Her True Love

Although Middendorf was married twice, her true marriage was to breath and its development. However, in a letter of thanks to many who had sent birthday wishes for her 98th birthday (September 21, 2008), she recognized the need for living in a true partnership with another person and with the Divine. She wrote, “This is the highest partnership in human life … The leading force is breath.” Just five months before she passed, Middendorf said to a colleague and friend at her Berlin home, “Breath wants to live. It needs to be connected and brought to life in the world so it can stay alive. It will die if it stays only within the students of breath which always will be just a very small group.”

Only months before she died, Middendorf wrote to me about my book, River of Breath (iUniverse, 2008). “I particularly like the poems which are also messages inspiring the reader to sense themselves and think about their responses,” she wrote. “You have produced a direct hit. People will become interested in [breathexperience] more and more because they start to understand what in the beginning was more difficult for them. For me, life has taken a big turn,” she continued. “I have difficulty because ... food no longer nourishes me. Therefore I have lost weight to my bones. However, I have courage, because I have dealt a lot with my soul. If I can find my strength in the greater power, every breath enters every cell, enlivens them, and even gives me a piece of happiness and light-heartedness. With much joy, I still think of our nice journeys ... when you came to visit me with Juerg in Berlin, as well as the American times. I embrace you warmly, no day goes by that I forget you, and I wish you the best of this life.”

 I was moved by Middendorf’s generosity in her note, inspired by her authenticity and depth, and touched that she shared this special time of being so close to death.

Thank you, Ilse. You have left a beautiful gift for us to continue to grow and explore.
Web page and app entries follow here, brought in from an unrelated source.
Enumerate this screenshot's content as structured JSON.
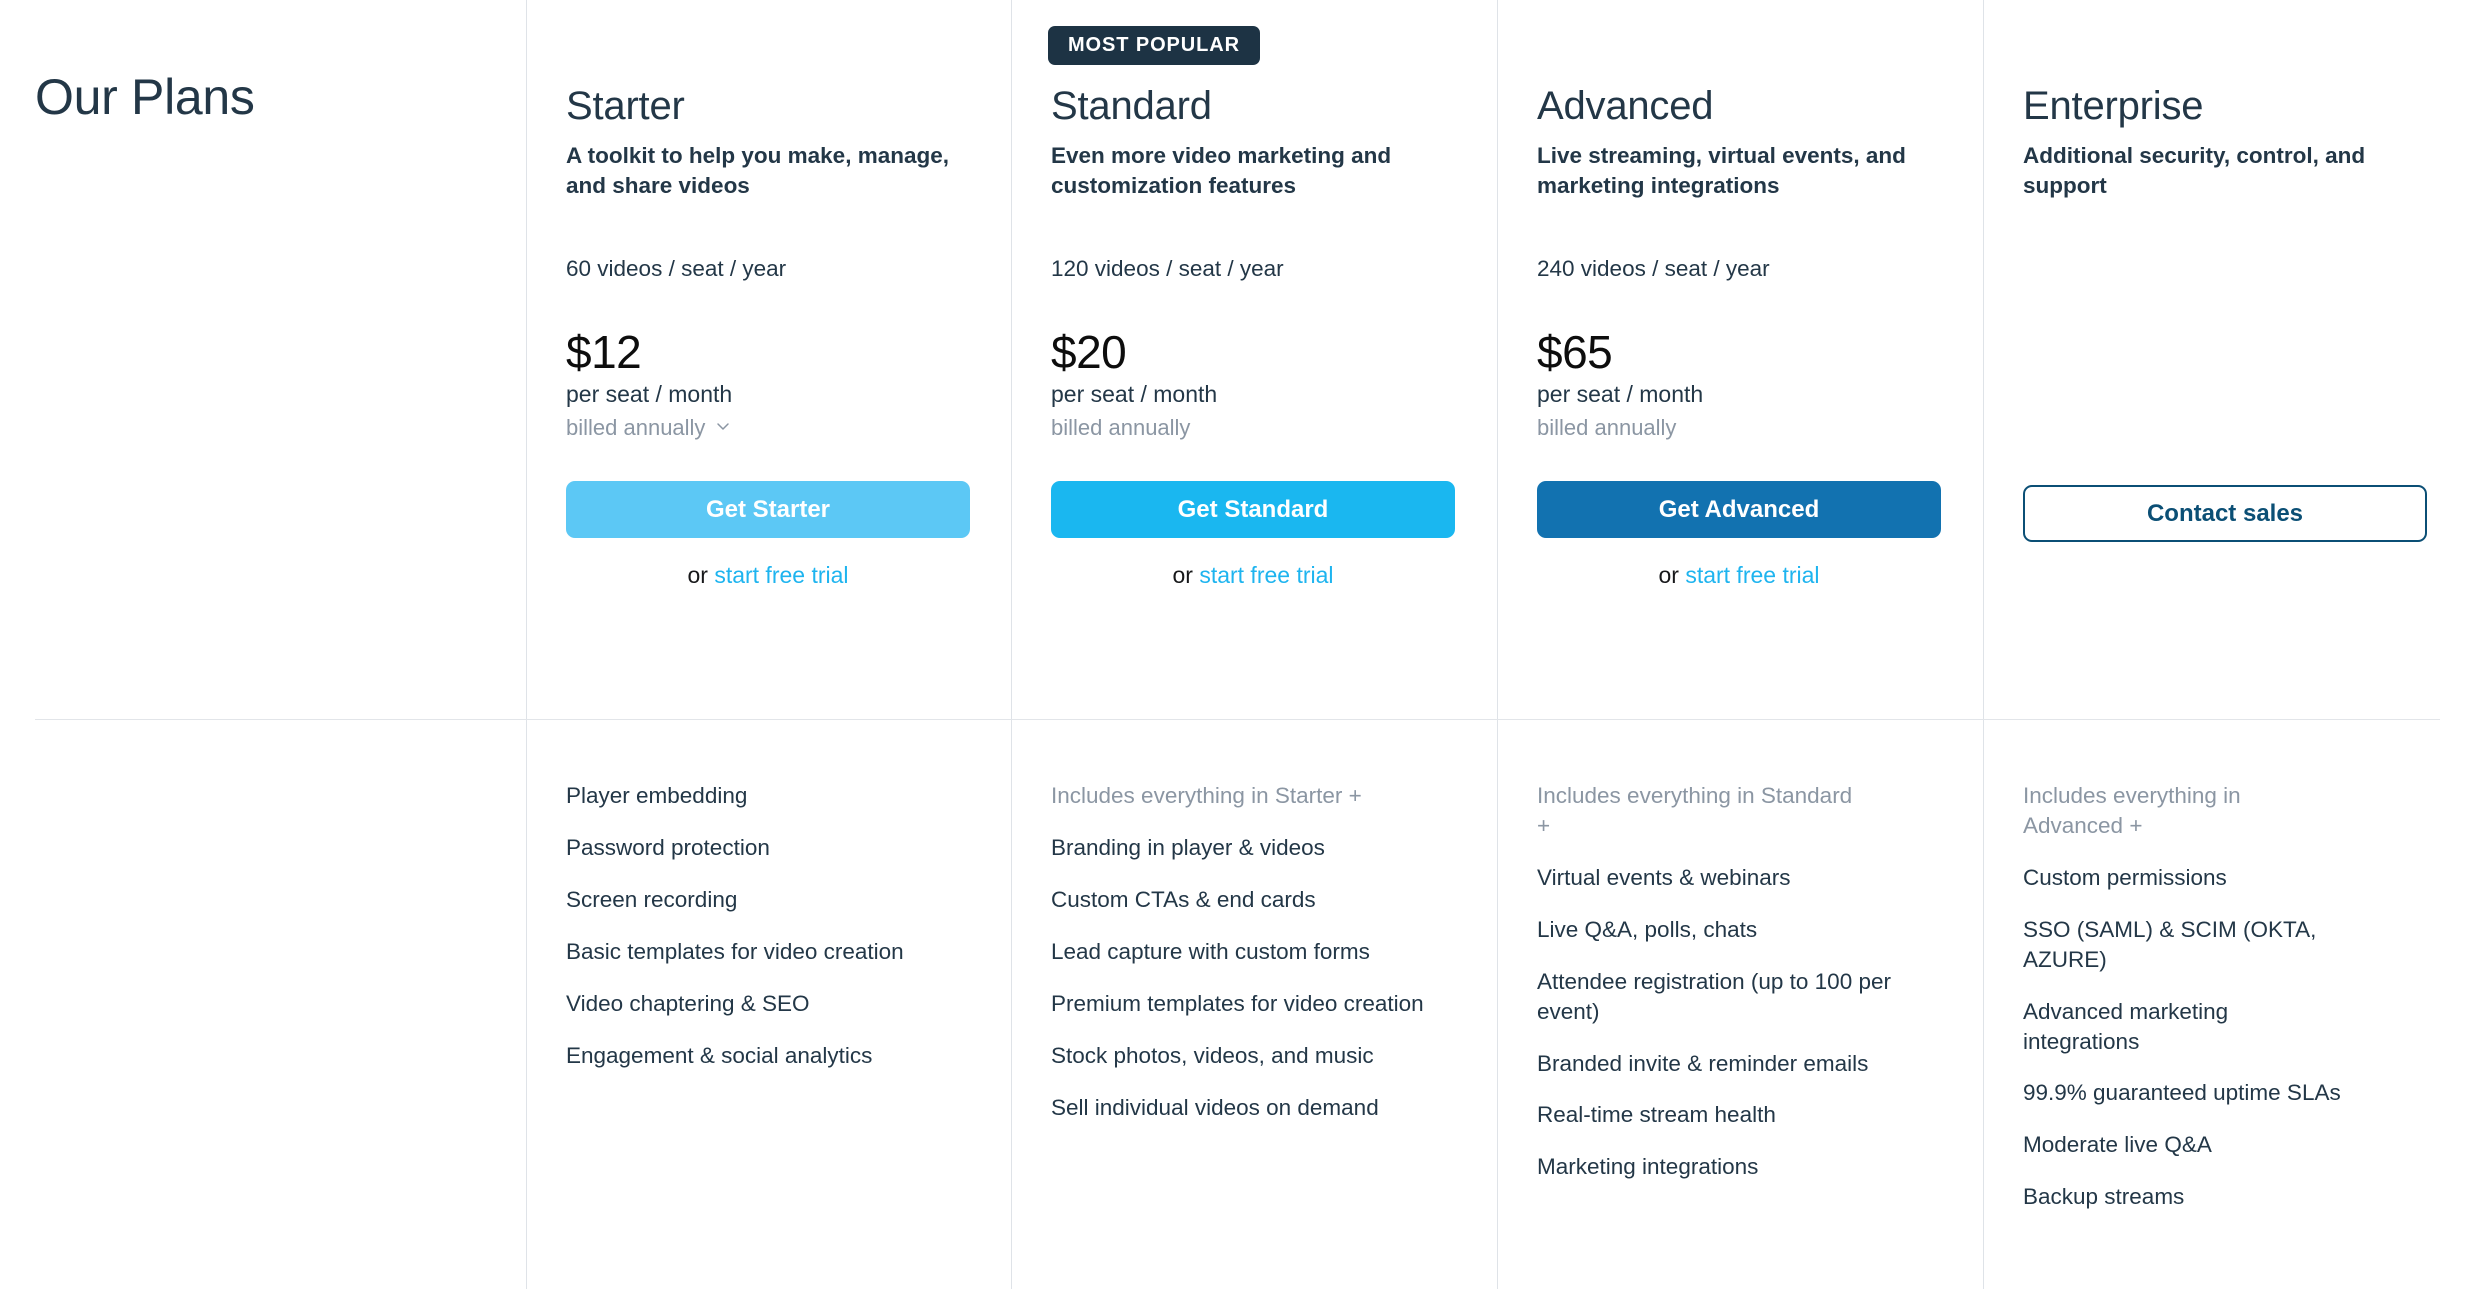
{
  "page_title": "Our Plans",
  "badge": {
    "label": "MOST POPULAR"
  },
  "colors": {
    "text_navy": "#233747",
    "text_muted": "#8b96a3",
    "price": "#0d0d0d",
    "link_blue": "#1eb4ef",
    "starter_button": "#5cc8f5",
    "standard_button": "#1ab7f0",
    "advanced_button": "#1272b0",
    "enterprise_border": "#0b4f75",
    "badge_background": "#1d3344",
    "divider": "#dfe3e8"
  },
  "trial": {
    "prefix": "or ",
    "link_label": "start free trial"
  },
  "billing": {
    "label": "billed annually",
    "chevron_icon": "chevron-down-icon"
  },
  "plans": [
    {
      "name": "Starter",
      "description": "A toolkit to help you make, manage, and share videos",
      "quota": "60 videos / seat / year",
      "price": "$12",
      "price_unit": "per seat / month",
      "billed": "billed annually",
      "cta_label": "Get Starter",
      "has_trial": true,
      "features_header": null,
      "features": [
        "Player embedding",
        "Password protection",
        "Screen recording",
        "Basic templates for video creation",
        "Video chaptering & SEO",
        "Engagement & social analytics"
      ]
    },
    {
      "name": "Standard",
      "description": "Even more video marketing and customization features",
      "quota": "120 videos / seat / year",
      "price": "$20",
      "price_unit": "per seat / month",
      "billed": "billed annually",
      "cta_label": "Get Standard",
      "has_trial": true,
      "features_header": "Includes everything in Starter +",
      "features": [
        "Branding in player & videos",
        "Custom CTAs & end cards",
        "Lead capture with custom forms",
        "Premium templates for video creation",
        "Stock photos, videos, and music",
        "Sell individual videos on demand"
      ]
    },
    {
      "name": "Advanced",
      "description": "Live streaming, virtual events, and marketing integrations",
      "quota": "240 videos / seat / year",
      "price": "$65",
      "price_unit": "per seat / month",
      "billed": "billed annually",
      "cta_label": "Get Advanced",
      "has_trial": true,
      "features_header": "Includes everything in Standard +",
      "features": [
        "Virtual events & webinars",
        "Live Q&A, polls, chats",
        "Attendee registration (up to 100 per event)",
        "Branded invite & reminder emails",
        "Real-time stream health",
        "Marketing integrations"
      ]
    },
    {
      "name": "Enterprise",
      "description": "Additional security, control, and support",
      "quota": "",
      "price": "",
      "price_unit": "",
      "billed": "",
      "cta_label": "Contact sales",
      "has_trial": false,
      "features_header": "Includes everything in Advanced +",
      "features": [
        "Custom permissions",
        "SSO (SAML) & SCIM (OKTA, AZURE)",
        "Advanced marketing integrations",
        "99.9% guaranteed uptime SLAs",
        "Moderate live Q&A",
        "Backup streams"
      ]
    }
  ]
}
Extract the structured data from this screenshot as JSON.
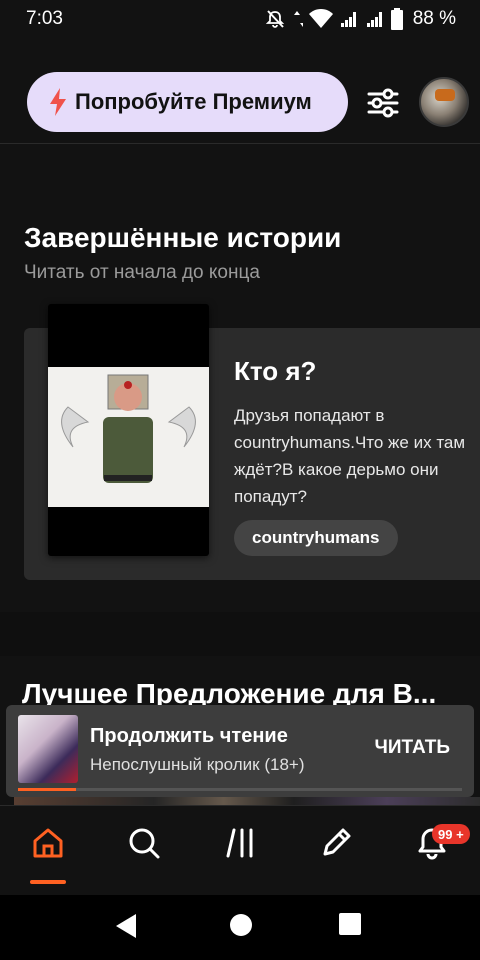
{
  "status_bar": {
    "time": "7:03",
    "battery": "88 %",
    "icons": [
      "notifications-off-icon",
      "data-arrows-icon",
      "wifi-icon",
      "signal-icon",
      "signal-icon",
      "battery-icon"
    ]
  },
  "header": {
    "premium_label": "Попробуйте Премиум",
    "premium_icon": "bolt-icon",
    "filter_icon": "sliders-icon",
    "avatar_icon": "user-avatar"
  },
  "completed_section": {
    "title": "Завершённые истории",
    "subtitle": "Читать от начала до конца",
    "story": {
      "title": "Кто я?",
      "description": "Друзья попадают в countryhumans.Что же их там ждёт?В какое дерьмо они попадут?",
      "tag": "countryhumans"
    }
  },
  "second_section": {
    "title": "Лучшее Предложение для В..."
  },
  "continue_reading": {
    "title": "Продолжить чтение",
    "story_name": "Непослушный кролик (18+)",
    "action_label": "ЧИТАТЬ",
    "progress": 0.13
  },
  "bottom_nav": {
    "items": [
      "home-icon",
      "search-icon",
      "library-icon",
      "write-icon",
      "notifications-icon"
    ],
    "active": "home",
    "notifications_badge": "99 +"
  },
  "colors": {
    "accent": "#ff6122",
    "premium_bg": "#e6dcfa",
    "premium_bolt": "#f0524b",
    "badge": "#e8352a",
    "card_bg": "#2b2b2b"
  }
}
Margot Biestman, MA, is an artist and internationally recognized teacher-trainer of Middendorf Breathexperience. She is the author of several books and articles including River of Breath (iUniverse, 2008). Biestman’s 50-year career includes educating students of all ages, professional consulting, and medical research collaboration. She and her husband of 57 years live in Sausalito and Sonoma, California. For more information, visit and